Adult leaders are far more important than that. They should be recruited to invest in students’ lives—a much different job than babysitting. When thinking about your child’s youth group experience, do they have an adult mentor who is meeting with them at group on a regular basis? Are the leaders in the group expected to invest in students’ lives? A strong youth group will make sure those expectations are clear and work to make it happen.
6. Preaching is motivational rather than exegetical.
If you’ve ever stood in front of a group of middle or high school students and tried to deliver any kind of message, you know that their attention span is about that of a goldfish. To overcome that barrier, our natural inclination can be to get them excited, entertain them, and motivate them. The underlying thought (conscious or not) is that if I dive into the Bible too much, I might lose them. They won’t pay attention, so even if I’m speaking about the Bible, they won’t learn anything anyway.
I want to emphasize a couple of things in response. First, preaching should always be exegetical—taken from the biblical text and focused on the biblical text. The truth in Scripture is timeless. It will connect. But second, youth pastors need to continually be students of how to communicate and teach effectively. What was considered good pedagogy twenty years ago is no longer considered best practices today. Youth leaders should never resort to motivational teaching to compensate for uncertainty over how to teach exegetically.
There are so many things competing for the attention of your kids and your family. Time is precious, and there is not much of it, so where you invest needs to be valuable. Spend time talking with your kids about their youth group experience. Be involved. Communicate with their youth leaders. Ask questions. Volunteer to help. If there are areas of improvement, be a solution. Remember, youth pastors and leaders have a terrible and wonderful job. Leading youth in a world that is changing faster than any of us can keep up with is an enormous challenge. They need you in their corner.
Many thanks to Steve for sharing with us today!
In conjunction with this blog post, I want to make sure you know about a truly excellent and unparalleled high school apologetics curriculum Steve has been working on with Sean McDowell for Awana Youth Ministries. Journey: Advocates is a brand new 32-lesson curriculum that teaches kids how to make a case for and defend their faith. Readers regularly ask me about recommendations for curricula, so I’m thrilled to say without hesitation that this one is now at the top of my recommendations list, thanks to it’s breadth, depth, accessibility, and superb execution. You can check out the 32 lessons and download a sample here. You can also check out this in-depth review from my friends over at Mama Bear Apologetics.
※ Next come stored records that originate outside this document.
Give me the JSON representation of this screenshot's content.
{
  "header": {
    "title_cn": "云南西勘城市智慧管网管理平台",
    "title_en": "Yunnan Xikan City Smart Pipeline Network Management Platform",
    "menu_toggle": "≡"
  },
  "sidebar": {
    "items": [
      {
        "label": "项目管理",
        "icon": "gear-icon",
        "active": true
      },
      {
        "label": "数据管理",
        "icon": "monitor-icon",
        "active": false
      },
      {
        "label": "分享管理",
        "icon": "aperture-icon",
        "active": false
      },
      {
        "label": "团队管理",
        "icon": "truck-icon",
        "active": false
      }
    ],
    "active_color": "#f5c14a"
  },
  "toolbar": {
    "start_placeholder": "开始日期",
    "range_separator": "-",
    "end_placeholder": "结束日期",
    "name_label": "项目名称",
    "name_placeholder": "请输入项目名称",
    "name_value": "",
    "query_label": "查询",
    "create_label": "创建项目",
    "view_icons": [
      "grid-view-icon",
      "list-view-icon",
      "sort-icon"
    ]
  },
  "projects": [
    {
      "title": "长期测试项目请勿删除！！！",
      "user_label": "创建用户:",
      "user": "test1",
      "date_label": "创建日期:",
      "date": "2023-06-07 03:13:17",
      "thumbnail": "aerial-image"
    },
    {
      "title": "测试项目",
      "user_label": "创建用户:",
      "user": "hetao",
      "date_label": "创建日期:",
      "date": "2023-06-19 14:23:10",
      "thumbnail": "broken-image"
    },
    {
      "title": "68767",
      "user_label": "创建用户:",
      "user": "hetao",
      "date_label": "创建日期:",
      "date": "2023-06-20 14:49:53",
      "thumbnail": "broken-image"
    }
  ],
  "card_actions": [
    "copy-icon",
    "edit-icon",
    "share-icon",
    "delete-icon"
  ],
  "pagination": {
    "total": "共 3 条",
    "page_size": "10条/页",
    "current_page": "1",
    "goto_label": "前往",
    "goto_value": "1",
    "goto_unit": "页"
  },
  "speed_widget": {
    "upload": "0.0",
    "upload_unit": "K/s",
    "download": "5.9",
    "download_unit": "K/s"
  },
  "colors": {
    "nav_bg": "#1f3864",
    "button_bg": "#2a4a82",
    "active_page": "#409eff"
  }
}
I strongly encourage you to consider how Advocates might play a role in your church’s youth group.
I’ll leave you with this trailer from Sean McDowell.